Volunteers in Fort Worth are working to keep their streets, parks, and bus stops clean for everyone.
The Fort Worth Climate Safe Neighborhood Coalition gathered 150 volunteers in October to clean up one mile of roadway and two miles of waterway in Glenwood Park. Volunteers removed 2,240 pounds of trash and debris and filled 800 bags with litter, according to a press release sent to The Dallas Express by Keep Fort Worth Beautiful.
“[Texas Christian University] students and faculty, community volunteers, and City staff worked together to pick up litter and debris at the park and along the creek banks,” the statement read.

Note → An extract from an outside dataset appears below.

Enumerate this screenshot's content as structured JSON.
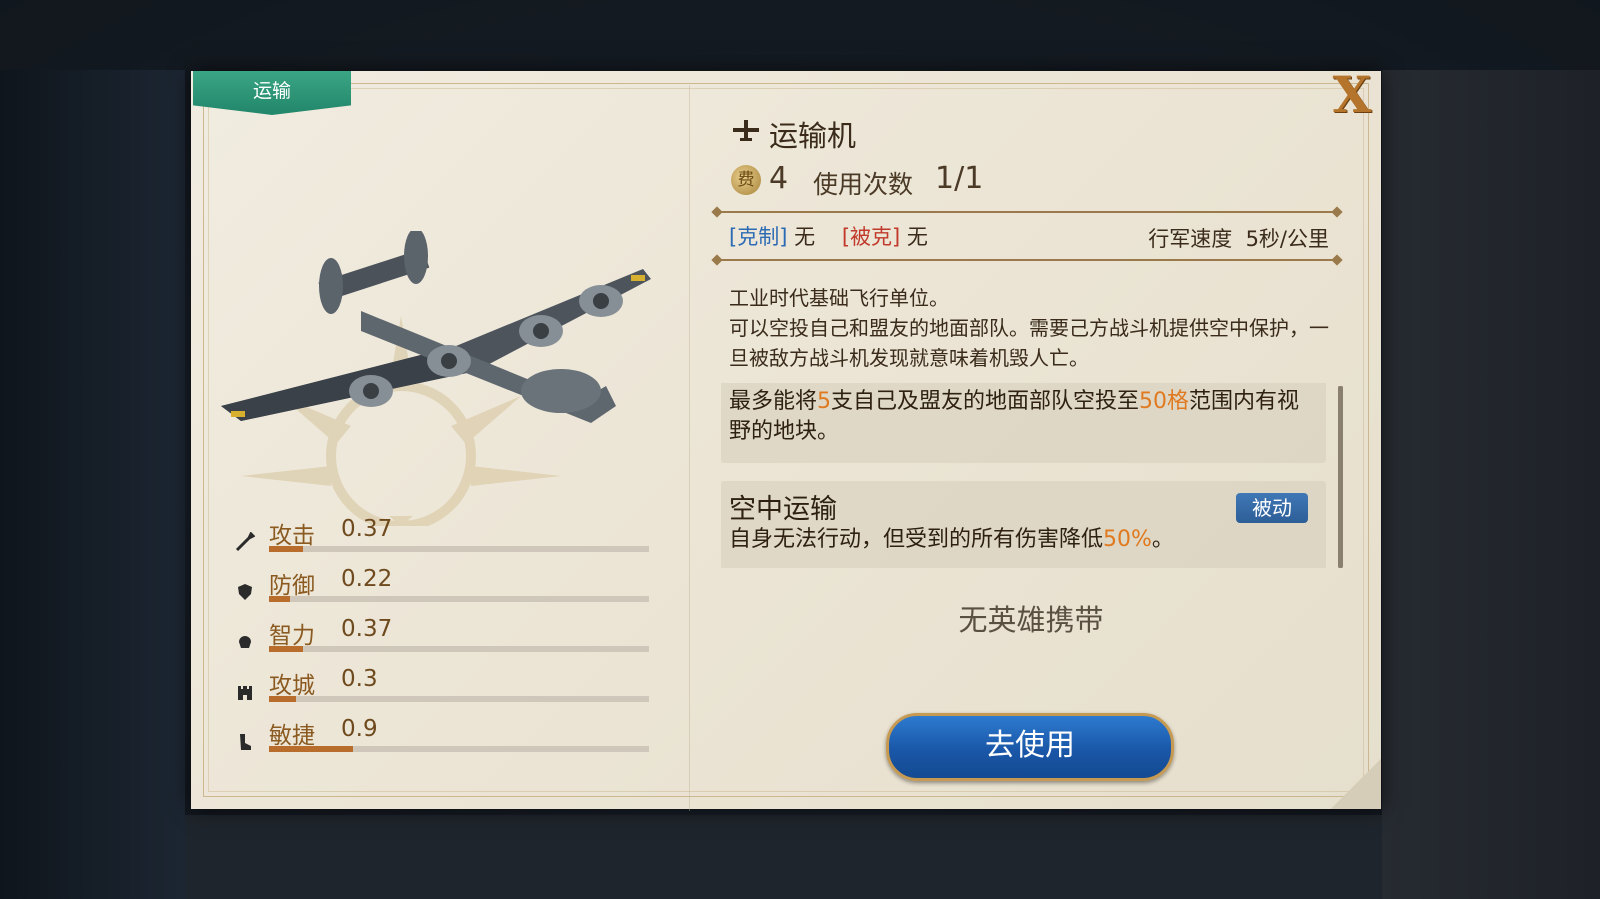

The coalition hosted the cleanup in partnership with TCU, Project Hope, the Historic Southside Neighborhood Association, and Fort Worth Master Naturalists, along with municipal departments, including Fort Worth Park and Recreation, the police department, and Fort Worth Environmental Services.
Free pickup supplies were provided by Keep Fort Worth Beautiful. Fort Worth locals can request free supplies for litter cleanup here.
Another recent cleanup in Fort Worth was Trinity Metro’s annual Bus Stop Clean Up Day, according to the same news release.
“About 380 volunteers cleaned bus stops throughout the city in this community-wide beautification effort,” Keep Fort Worth Beautiful said.
The City of Fort Worth assisted in street sweeping during the cleanup and provided vouchers for volunteers to dispose of garbage at drop-off stations.
The next Keep Fort Worth Beautiful cleanup will take place on December 9 in the Historic Southside neighborhood. Volunteers can meet at the Hazel Harvey Peace Center for Neighborhoods on 818 Missouri Avenue at 8:00 a.m.
More cleanups will take place throughout next year. Furthermore, residents and private groups can host their own cleanups alongside Keep Fort Worth Beautiful. More information can be found here.
Similar efforts have been undertaken in Dallas by local groups such as A Better Dallas, as previously reported by The Dallas Express.
Additionally, a local business organization launched a new “Adopt-A-Block” cleanup program in October to encourage local companies to take part in cleaning up Dallas.
“As we looked around this last year, it seemed clear that in the City of Dallas … there [are] parts of the city where people are coming in from out of town, and frankly, they’ve just been really dirty,” Louis Darrouzet, CEO of the Metroplex Civic & Business Association, told The Dallas Express.
“If the City is not taking charge of this [and] keeping our roads and streets and sidewalks clean … it’s our community, it’s our responsibility at the end of the day,” he continued. “If you think back to the olden days when there wasn’t this huge bureaucratic government that did all these services, they had small communities and little towns, and if you wanted stuff to get done, everybody had to do it.”
Meanwhile, a plurality of Dallas residents believe the City government does a “poor” job of keeping Dallas clean, according to a satisfaction survey published by the City.